> Problem to work on
Go through the records and set each one down exactly, skipping any picture.

> Records provided
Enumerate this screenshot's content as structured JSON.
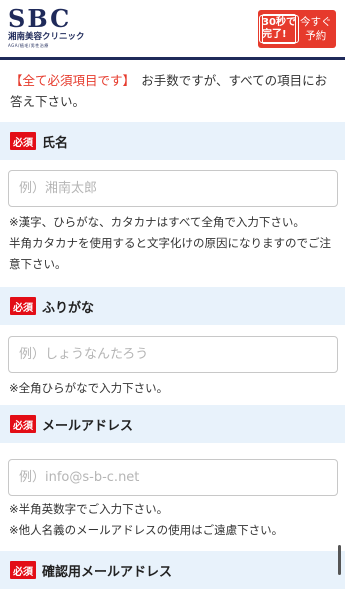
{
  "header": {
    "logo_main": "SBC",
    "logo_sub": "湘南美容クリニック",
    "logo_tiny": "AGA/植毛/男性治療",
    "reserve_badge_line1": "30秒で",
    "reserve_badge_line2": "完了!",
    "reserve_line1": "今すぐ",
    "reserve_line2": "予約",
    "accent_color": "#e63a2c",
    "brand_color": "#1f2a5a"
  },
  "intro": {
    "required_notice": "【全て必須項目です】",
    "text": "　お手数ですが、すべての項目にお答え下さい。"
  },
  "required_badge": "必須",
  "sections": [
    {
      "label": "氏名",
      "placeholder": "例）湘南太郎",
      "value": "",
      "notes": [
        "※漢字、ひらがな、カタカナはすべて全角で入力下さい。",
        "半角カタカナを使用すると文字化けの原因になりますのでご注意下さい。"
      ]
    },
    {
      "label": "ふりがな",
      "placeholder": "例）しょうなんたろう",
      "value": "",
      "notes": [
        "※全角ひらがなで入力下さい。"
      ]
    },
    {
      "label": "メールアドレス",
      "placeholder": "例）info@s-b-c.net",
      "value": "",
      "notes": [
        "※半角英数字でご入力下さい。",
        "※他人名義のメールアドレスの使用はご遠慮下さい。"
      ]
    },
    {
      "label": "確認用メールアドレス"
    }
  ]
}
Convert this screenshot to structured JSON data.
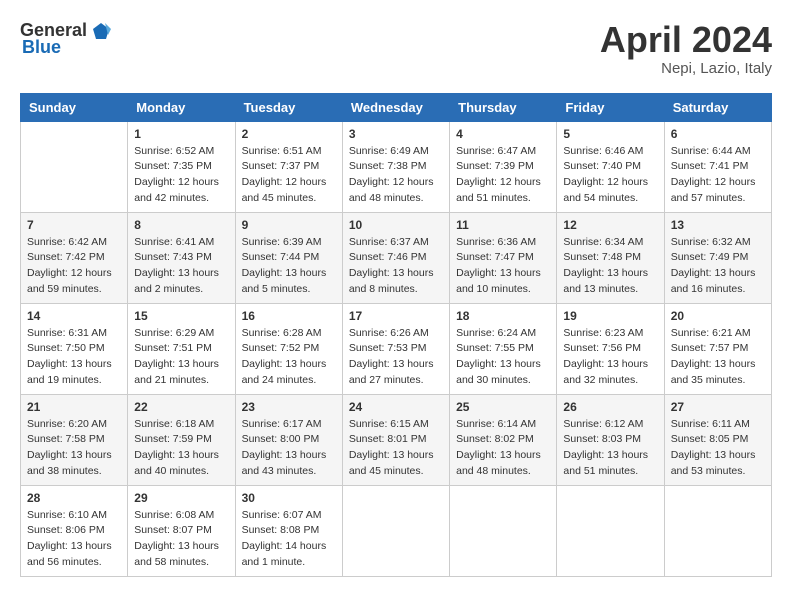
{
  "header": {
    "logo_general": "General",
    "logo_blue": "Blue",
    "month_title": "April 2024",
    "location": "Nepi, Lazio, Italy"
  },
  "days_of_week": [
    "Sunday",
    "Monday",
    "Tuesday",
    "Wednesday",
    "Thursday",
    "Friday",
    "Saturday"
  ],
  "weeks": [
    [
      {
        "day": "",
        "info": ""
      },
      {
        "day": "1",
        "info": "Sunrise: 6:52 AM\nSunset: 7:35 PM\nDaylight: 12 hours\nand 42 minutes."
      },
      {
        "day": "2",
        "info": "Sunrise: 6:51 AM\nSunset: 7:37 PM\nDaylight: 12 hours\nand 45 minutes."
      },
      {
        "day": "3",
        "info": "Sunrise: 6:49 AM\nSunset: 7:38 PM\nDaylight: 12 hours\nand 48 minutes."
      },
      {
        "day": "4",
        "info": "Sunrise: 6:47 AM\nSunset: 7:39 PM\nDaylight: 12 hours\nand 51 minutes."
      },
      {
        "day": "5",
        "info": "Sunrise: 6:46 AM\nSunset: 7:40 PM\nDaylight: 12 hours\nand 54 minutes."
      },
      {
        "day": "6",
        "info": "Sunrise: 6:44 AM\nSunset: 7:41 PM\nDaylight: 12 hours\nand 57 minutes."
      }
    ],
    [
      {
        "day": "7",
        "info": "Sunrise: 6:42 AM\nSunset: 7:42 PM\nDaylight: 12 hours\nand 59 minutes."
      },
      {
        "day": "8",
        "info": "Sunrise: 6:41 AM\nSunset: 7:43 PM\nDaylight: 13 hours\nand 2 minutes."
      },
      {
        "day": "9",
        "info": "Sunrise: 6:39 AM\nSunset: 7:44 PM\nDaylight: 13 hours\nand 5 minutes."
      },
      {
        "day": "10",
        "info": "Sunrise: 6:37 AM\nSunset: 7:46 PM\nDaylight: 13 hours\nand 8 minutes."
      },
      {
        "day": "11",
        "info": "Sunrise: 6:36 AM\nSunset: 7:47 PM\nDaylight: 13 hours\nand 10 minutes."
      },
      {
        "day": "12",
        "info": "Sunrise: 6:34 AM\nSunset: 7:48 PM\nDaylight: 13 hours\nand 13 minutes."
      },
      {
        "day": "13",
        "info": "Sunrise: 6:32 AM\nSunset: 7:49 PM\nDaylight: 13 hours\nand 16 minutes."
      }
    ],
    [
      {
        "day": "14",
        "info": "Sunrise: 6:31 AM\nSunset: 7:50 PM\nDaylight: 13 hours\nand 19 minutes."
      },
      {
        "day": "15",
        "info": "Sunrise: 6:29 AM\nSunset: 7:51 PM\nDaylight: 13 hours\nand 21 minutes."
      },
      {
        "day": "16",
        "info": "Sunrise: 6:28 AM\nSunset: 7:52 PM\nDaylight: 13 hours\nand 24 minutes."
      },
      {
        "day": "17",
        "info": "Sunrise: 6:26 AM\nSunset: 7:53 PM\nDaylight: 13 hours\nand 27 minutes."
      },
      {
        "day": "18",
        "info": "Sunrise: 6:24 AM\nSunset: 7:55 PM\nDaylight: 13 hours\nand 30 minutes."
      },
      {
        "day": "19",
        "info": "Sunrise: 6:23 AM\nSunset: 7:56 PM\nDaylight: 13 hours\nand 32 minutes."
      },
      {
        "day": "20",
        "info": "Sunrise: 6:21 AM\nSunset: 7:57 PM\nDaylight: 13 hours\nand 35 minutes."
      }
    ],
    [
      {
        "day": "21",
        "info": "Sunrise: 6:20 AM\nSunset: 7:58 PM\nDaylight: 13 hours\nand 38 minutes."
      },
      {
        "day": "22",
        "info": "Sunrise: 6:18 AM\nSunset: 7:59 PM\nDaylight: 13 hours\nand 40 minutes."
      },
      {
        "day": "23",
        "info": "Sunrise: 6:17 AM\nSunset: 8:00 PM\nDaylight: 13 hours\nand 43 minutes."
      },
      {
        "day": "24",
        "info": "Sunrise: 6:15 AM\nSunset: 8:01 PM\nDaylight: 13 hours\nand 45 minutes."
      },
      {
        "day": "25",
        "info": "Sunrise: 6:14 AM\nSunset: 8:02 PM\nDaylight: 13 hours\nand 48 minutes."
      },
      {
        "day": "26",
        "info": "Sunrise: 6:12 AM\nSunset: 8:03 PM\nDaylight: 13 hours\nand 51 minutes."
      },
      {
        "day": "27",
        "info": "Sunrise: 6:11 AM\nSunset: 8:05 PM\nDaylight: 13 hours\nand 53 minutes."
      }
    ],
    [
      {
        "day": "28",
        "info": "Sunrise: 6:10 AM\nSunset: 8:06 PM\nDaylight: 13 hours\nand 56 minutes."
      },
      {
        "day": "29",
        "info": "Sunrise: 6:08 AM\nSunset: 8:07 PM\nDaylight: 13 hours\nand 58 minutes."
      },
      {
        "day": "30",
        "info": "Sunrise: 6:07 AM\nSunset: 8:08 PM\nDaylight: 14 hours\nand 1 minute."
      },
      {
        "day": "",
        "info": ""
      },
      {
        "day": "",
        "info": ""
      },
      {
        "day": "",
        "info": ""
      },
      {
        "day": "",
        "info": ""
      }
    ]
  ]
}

> Task answer
Enumerate this screenshot's content as structured JSON.
{
  "header": {
    "logo_main": "SBC",
    "logo_sub": "湘南美容クリニック",
    "logo_tiny": "AGA/植毛/男性治療",
    "reserve_badge_line1": "30秒で",
    "reserve_badge_line2": "完了!",
    "reserve_line1": "今すぐ",
    "reserve_line2": "予約",
    "accent_color": "#e63a2c",
    "brand_color": "#1f2a5a"
  },
  "intro": {
    "required_notice": "【全て必須項目です】",
    "text": "　お手数ですが、すべての項目にお答え下さい。"
  },
  "required_badge": "必須",
  "sections": [
    {
      "label": "氏名",
      "placeholder": "例）湘南太郎",
      "value": "",
      "notes": [
        "※漢字、ひらがな、カタカナはすべて全角で入力下さい。",
        "半角カタカナを使用すると文字化けの原因になりますのでご注意下さい。"
      ]
    },
    {
      "label": "ふりがな",
      "placeholder": "例）しょうなんたろう",
      "value": "",
      "notes": [
        "※全角ひらがなで入力下さい。"
      ]
    },
    {
      "label": "メールアドレス",
      "placeholder": "例）info@s-b-c.net",
      "value": "",
      "notes": [
        "※半角英数字でご入力下さい。",
        "※他人名義のメールアドレスの使用はご遠慮下さい。"
      ]
    },
    {
      "label": "確認用メールアドレス"
    }
  ]
}
Convert this screenshot to structured JSON data.
{
  "header": {
    "logo_general": "General",
    "logo_blue": "Blue",
    "month_title": "April 2024",
    "location": "Nepi, Lazio, Italy"
  },
  "days_of_week": [
    "Sunday",
    "Monday",
    "Tuesday",
    "Wednesday",
    "Thursday",
    "Friday",
    "Saturday"
  ],
  "weeks": [
    [
      {
        "day": "",
        "info": ""
      },
      {
        "day": "1",
        "info": "Sunrise: 6:52 AM\nSunset: 7:35 PM\nDaylight: 12 hours\nand 42 minutes."
      },
      {
        "day": "2",
        "info": "Sunrise: 6:51 AM\nSunset: 7:37 PM\nDaylight: 12 hours\nand 45 minutes."
      },
      {
        "day": "3",
        "info": "Sunrise: 6:49 AM\nSunset: 7:38 PM\nDaylight: 12 hours\nand 48 minutes."
      },
      {
        "day": "4",
        "info": "Sunrise: 6:47 AM\nSunset: 7:39 PM\nDaylight: 12 hours\nand 51 minutes."
      },
      {
        "day": "5",
        "info": "Sunrise: 6:46 AM\nSunset: 7:40 PM\nDaylight: 12 hours\nand 54 minutes."
      },
      {
        "day": "6",
        "info": "Sunrise: 6:44 AM\nSunset: 7:41 PM\nDaylight: 12 hours\nand 57 minutes."
      }
    ],
    [
      {
        "day": "7",
        "info": "Sunrise: 6:42 AM\nSunset: 7:42 PM\nDaylight: 12 hours\nand 59 minutes."
      },
      {
        "day": "8",
        "info": "Sunrise: 6:41 AM\nSunset: 7:43 PM\nDaylight: 13 hours\nand 2 minutes."
      },
      {
        "day": "9",
        "info": "Sunrise: 6:39 AM\nSunset: 7:44 PM\nDaylight: 13 hours\nand 5 minutes."
      },
      {
        "day": "10",
        "info": "Sunrise: 6:37 AM\nSunset: 7:46 PM\nDaylight: 13 hours\nand 8 minutes."
      },
      {
        "day": "11",
        "info": "Sunrise: 6:36 AM\nSunset: 7:47 PM\nDaylight: 13 hours\nand 10 minutes."
      },
      {
        "day": "12",
        "info": "Sunrise: 6:34 AM\nSunset: 7:48 PM\nDaylight: 13 hours\nand 13 minutes."
      },
      {
        "day": "13",
        "info": "Sunrise: 6:32 AM\nSunset: 7:49 PM\nDaylight: 13 hours\nand 16 minutes."
      }
    ],
    [
      {
        "day": "14",
        "info": "Sunrise: 6:31 AM\nSunset: 7:50 PM\nDaylight: 13 hours\nand 19 minutes."
      },
      {
        "day": "15",
        "info": "Sunrise: 6:29 AM\nSunset: 7:51 PM\nDaylight: 13 hours\nand 21 minutes."
      },
      {
        "day": "16",
        "info": "Sunrise: 6:28 AM\nSunset: 7:52 PM\nDaylight: 13 hours\nand 24 minutes."
      },
      {
        "day": "17",
        "info": "Sunrise: 6:26 AM\nSunset: 7:53 PM\nDaylight: 13 hours\nand 27 minutes."
      },
      {
        "day": "18",
        "info": "Sunrise: 6:24 AM\nSunset: 7:55 PM\nDaylight: 13 hours\nand 30 minutes."
      },
      {
        "day": "19",
        "info": "Sunrise: 6:23 AM\nSunset: 7:56 PM\nDaylight: 13 hours\nand 32 minutes."
      },
      {
        "day": "20",
        "info": "Sunrise: 6:21 AM\nSunset: 7:57 PM\nDaylight: 13 hours\nand 35 minutes."
      }
    ],
    [
      {
        "day": "21",
        "info": "Sunrise: 6:20 AM\nSunset: 7:58 PM\nDaylight: 13 hours\nand 38 minutes."
      },
      {
        "day": "22",
        "info": "Sunrise: 6:18 AM\nSunset: 7:59 PM\nDaylight: 13 hours\nand 40 minutes."
      },
      {
        "day": "23",
        "info": "Sunrise: 6:17 AM\nSunset: 8:00 PM\nDaylight: 13 hours\nand 43 minutes."
      },
      {
        "day": "24",
        "info": "Sunrise: 6:15 AM\nSunset: 8:01 PM\nDaylight: 13 hours\nand 45 minutes."
      },
      {
        "day": "25",
        "info": "Sunrise: 6:14 AM\nSunset: 8:02 PM\nDaylight: 13 hours\nand 48 minutes."
      },
      {
        "day": "26",
        "info": "Sunrise: 6:12 AM\nSunset: 8:03 PM\nDaylight: 13 hours\nand 51 minutes."
      },
      {
        "day": "27",
        "info": "Sunrise: 6:11 AM\nSunset: 8:05 PM\nDaylight: 13 hours\nand 53 minutes."
      }
    ],
    [
      {
        "day": "28",
        "info": "Sunrise: 6:10 AM\nSunset: 8:06 PM\nDaylight: 13 hours\nand 56 minutes."
      },
      {
        "day": "29",
        "info": "Sunrise: 6:08 AM\nSunset: 8:07 PM\nDaylight: 13 hours\nand 58 minutes."
      },
      {
        "day": "30",
        "info": "Sunrise: 6:07 AM\nSunset: 8:08 PM\nDaylight: 14 hours\nand 1 minute."
      },
      {
        "day": "",
        "info": ""
      },
      {
        "day": "",
        "info": ""
      },
      {
        "day": "",
        "info": ""
      },
      {
        "day": "",
        "info": ""
      }
    ]
  ]
}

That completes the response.